And what of the music, you ask? We're Tom Waits fans, so we liked the wicked cabaret feel. But we wished that Waits' gift for intimate storytelling had gotten more play; instead, the wacky carnival elements of his songs became the center of the score. Luckily the singing is all fantastic, with Nigel Richards, as Georg (the lout with the hair over one eye) really knocking it out of the park.

The book, by Burroughs, is very, um, Burroughs — in other words, hallucinatory, circular, disjointed. It makes the most sense when a recording of Burroughs himself reading plays over the action; his own rhythms bring a logic to the words.

The Black Rider is a fable and a nightmare, entirely artificial, constantly reminding you that you're watching a choreographed performance. It doesn't ask you to like it; it doesn't coddle up or get cute or even try to connect to your emotions. Perhaps, at times, it even tries to alienate you. We saw empty seats after intermission, but we were happy to stay. It's an amazing performance.

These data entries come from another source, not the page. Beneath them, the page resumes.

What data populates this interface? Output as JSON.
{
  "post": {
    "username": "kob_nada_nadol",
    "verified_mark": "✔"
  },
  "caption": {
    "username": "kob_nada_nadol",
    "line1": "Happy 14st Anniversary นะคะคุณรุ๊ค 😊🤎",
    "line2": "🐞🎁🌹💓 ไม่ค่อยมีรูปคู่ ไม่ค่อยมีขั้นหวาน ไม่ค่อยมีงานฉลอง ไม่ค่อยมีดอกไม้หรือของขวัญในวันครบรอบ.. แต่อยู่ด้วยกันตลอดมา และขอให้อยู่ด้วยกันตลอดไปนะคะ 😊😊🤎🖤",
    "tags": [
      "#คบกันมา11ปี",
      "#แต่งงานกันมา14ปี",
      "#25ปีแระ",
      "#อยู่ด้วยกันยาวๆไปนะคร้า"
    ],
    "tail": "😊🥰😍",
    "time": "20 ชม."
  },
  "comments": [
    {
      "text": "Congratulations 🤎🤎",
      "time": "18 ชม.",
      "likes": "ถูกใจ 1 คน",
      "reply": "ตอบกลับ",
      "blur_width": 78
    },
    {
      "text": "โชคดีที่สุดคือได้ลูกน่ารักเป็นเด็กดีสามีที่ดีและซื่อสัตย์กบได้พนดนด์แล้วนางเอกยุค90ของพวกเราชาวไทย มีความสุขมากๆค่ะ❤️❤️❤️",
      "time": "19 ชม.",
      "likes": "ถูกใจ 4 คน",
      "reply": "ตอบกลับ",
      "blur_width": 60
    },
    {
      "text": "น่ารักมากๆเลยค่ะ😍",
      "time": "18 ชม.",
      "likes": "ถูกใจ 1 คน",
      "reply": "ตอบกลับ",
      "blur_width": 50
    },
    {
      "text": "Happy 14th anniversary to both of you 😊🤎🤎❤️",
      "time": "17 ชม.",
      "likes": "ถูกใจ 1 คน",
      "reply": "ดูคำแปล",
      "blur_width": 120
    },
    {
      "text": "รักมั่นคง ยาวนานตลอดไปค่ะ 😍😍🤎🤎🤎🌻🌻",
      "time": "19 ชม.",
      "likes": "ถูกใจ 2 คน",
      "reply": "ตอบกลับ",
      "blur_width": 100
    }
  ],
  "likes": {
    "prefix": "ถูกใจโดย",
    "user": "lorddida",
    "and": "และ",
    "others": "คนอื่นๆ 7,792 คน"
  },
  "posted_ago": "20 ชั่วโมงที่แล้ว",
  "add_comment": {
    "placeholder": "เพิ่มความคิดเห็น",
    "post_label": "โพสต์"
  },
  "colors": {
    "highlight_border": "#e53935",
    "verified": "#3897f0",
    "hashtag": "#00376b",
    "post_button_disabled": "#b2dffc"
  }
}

The Black Rider is playing at The Ahmanson Theatre through June 11
Tickets are $30-$90